1911 Encyclopædia Britannica/Cornelia
|←Corneille, Thomas||1911 Encyclopædia Britannica, Volume 7
|See also Cornelia Africana on Wikipedia; and our 1911 Encyclopædia Britannica disclaimer.|
CORNELIA (2nd cent. B.C.), daughter of Scipio Africanus the Elder, mother of the Gracchi and of Sempronia, the wife of Scipio Africanus the Younger. On the death of her husband, refusing numerous offers of marriage, she devoted herself to the education of her twelve children. She was so devoted to her sons Tiberius and Gaius that it was even asserted that she was concerned in the death of her son-in-law Scipio, who by his achievements had eclipsed the fame of the Gracchi, and was said to have approved of the murder of Tiberius. When asked to show her jewels she presented her sons, and on her death a statue was erected to her memory inscribed, “Cornelia, the mother of the Gracchi.” After the murder of her second son Gaius she retired to Misenum, where she devoted herself to Greek and Latin literature, and to the society of men of letters. She was a highly educated woman, and her letters were celebrated for their beauty of style. The genuineness of the two fragments of a letter from her to her son Gaius, printed in some editions of Cornelius Nepos, is disputed.

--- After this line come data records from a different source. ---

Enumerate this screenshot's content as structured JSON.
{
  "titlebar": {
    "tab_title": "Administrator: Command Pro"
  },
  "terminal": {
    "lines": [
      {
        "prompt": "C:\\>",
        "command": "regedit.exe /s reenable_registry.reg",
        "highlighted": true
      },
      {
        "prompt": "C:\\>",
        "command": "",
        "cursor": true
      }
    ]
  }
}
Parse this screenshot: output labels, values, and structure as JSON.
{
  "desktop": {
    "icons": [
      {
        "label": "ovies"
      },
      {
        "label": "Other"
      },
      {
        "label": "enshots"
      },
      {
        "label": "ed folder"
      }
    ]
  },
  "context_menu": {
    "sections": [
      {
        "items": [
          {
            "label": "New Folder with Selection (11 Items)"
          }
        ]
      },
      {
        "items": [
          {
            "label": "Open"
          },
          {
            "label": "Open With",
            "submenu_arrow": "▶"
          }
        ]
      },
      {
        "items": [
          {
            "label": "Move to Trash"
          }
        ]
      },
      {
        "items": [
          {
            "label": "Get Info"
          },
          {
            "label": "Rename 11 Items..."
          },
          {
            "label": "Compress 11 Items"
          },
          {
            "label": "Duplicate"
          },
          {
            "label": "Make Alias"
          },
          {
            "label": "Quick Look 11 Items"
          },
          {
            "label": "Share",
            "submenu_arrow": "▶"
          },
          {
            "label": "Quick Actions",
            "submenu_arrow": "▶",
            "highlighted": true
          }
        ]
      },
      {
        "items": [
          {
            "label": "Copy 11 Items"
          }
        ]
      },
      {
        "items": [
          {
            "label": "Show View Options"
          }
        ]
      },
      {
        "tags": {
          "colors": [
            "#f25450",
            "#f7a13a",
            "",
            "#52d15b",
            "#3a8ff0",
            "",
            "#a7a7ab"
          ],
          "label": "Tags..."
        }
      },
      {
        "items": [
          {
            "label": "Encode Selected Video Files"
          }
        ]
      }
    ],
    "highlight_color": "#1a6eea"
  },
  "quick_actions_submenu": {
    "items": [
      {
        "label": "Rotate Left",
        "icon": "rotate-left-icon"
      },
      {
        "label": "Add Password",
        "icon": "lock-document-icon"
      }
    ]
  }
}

See L. Mercklin, De Corneliae vita (1844), of no great value; J. Sörgel, Cornelia, die Mutter der Gracchen (1868), a short popular sketch.